Saturday, May 05, 2007

Nicaragua: accomplishments thus far

I thought I would take this opportunity to summarize some of what your prayers, your donations, my presence here, and above all the grace of God have done in the four months I´ve been living in Nicaragua.

1. Chacocente Christian School does not have to pay their preschool teacher this 2007 (Jan-Nov) school year. 18 children aged 3-7 are learning to share, to say please and thank you, to clap and sing and play games, to make block towers, write their name, count, categorize, name colors, read, etc.

1.a I am attempting to learn how to be patient and understanding when preschoolers, being preschoolers, jab each other in the eye, spill things, and desperately want something but are too shy or inarticulate to tell me what it is. Also when they play the what-happens-if-I-blatantly-disobey game. Or the equally popular game, when it´s time to put a toy away so that we can move on with an activity, my-toy-mysteriously-disappeared. I remember how fun these were when I was their age.

2. Three dentists from Seattle had my (and others´) help translating when they spent one Wednesday at a women´s prison in Nicaragua, where the dentists cleaned teeth, did fillings, and pulled teeth, at no charge to the prison. That day I accidentally wore a shirt the same navy blue as the prisoners´ uniforms and the teasing never ended, even to the guard at the gate teasing that he wouldn´t let me out at the end of the day. Not only did I translate between dentists and prisoners, I actually wore gloves, a hospital mask over my face and nose, and used the little tool that sucks saliva out of the mouth while the dentist is cleaning or polishing.
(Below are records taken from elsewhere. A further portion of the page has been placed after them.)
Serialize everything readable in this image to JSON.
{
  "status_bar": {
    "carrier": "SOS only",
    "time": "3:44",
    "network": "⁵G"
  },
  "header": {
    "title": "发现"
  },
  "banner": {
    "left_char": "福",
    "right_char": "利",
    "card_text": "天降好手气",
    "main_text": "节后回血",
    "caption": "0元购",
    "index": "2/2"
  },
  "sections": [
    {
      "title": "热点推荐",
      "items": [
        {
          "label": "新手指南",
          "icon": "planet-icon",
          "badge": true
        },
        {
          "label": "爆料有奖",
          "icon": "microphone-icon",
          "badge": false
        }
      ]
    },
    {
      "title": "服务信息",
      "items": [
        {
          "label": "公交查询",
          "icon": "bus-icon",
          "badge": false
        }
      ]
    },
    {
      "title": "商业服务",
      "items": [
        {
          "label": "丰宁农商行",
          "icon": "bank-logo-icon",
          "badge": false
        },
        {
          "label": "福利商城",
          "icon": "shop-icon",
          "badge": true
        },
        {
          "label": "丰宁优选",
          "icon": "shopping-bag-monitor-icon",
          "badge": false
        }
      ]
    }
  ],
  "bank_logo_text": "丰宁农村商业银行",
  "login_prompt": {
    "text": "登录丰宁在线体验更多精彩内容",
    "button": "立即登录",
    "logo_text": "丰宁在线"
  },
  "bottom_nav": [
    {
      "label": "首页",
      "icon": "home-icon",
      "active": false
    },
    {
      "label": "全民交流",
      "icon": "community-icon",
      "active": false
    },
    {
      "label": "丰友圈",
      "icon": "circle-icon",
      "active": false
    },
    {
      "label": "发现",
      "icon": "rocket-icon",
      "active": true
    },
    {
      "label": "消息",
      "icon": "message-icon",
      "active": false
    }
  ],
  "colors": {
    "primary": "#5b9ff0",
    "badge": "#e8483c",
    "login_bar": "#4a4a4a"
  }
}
2.a I now floss with much more regularity, haunted by images of the teeth I saw that day. And I have learned that even criminals are nervous when they go to the dentist.

3. Twenty church members aged 13-30 have been singing as a choir for the last 3 months or so. They have performed in our church twice, at an outdoor multi-church service, at a church we visited, and at the Easter Campamento. They are learning how to sing healthfully, sing in harmony, listen to each other, and evaluate their performances. They know four songs well enough to perform and right now we´re working on one for Mother´s Day. Si Dios quiere, tomorrow I will meet with a woman I met because she was also ministering at the jail that day, who is Nicaraguan and an experienced choir director. I need help!

3.a I get a much-desired outlet for all the music inside me, and I get to teach persons older than 7. This a wonderful opportunity to use my music education college courses and get experience teaching!

4. I do quite a bit of English teaching and translation work for folks around Sabana Grande: for Pablo (my host dad) when he writes to U.S. Methodists who support his church denomination here, and for the youth of the church who study English as part of their school work.

4.a Actually I minored in English and really like editting written work in general, so once again my strengths are being utilized. It helps with my Spanish too, because I have to understand the Spanish in order to accurately translate.

5. My Spanish improves and improves. I can now overhear conversations in Spanish without meaning to, which is to say that sometimes I understand without trying. I have now actually talked to myself in English and answered myself in Spanish! Sometimes when I´m translating for folks I translate for Spanish to Spanish (if I understood perfectly, why not the English speaker at my side?), and sometimes when I´m translating I don´t realize which language my bilingual friend just spoke in. The other day I was leading choir in Spanish, and a U.S. visitor came in. I welcomed her in Spanish, then remembered to switch languages and therefore asked a choir member in English to close the door. Neither person understood me! But this means I am getting much farther towards fluency!

Let us thank God for all the other benefits of this adventure of which we are unaware. Through the difficulties of being here, I never doubt that this is where God is calling me to be. Thank you for your support via love, donations, and prayers. I need them all, and profoundly appreciate them. Peace!


David Reese said...


These are really beautiful. I'm proud of all the things you've accomplished in the past four or five months. It also seems like a really useful exercise to articulate all of these. Perhaps I will try it for the last four months of my life!


Carrie said...

The transition towards fluency is a funny thing. During my year in France, I felt like my brain was operating on two parallel systems, but sometimes the wires got crossed, and I would add English words in the middle of my French sentences, but I would pronounce them with a French accent, and when I came home, I did the same thing, except in the opposite language. It seemed as if "little words," like prepositions and conjunctions, were particularly tricky, for some reason - for two months after I came home, I would regularly say things like, "Are you going to come avec me?" My family and friends ended up learning that avec meant with, because I would often not even know that I had made the mistake. I never understood why I made that mistake so often - the words don't sound anything alike! Have you dreamed in Spanish yet? That's when you know you've got it, because that is truly your subconscious. It's so exciting to read about the things you're going through, it really brings back some funny memories for me!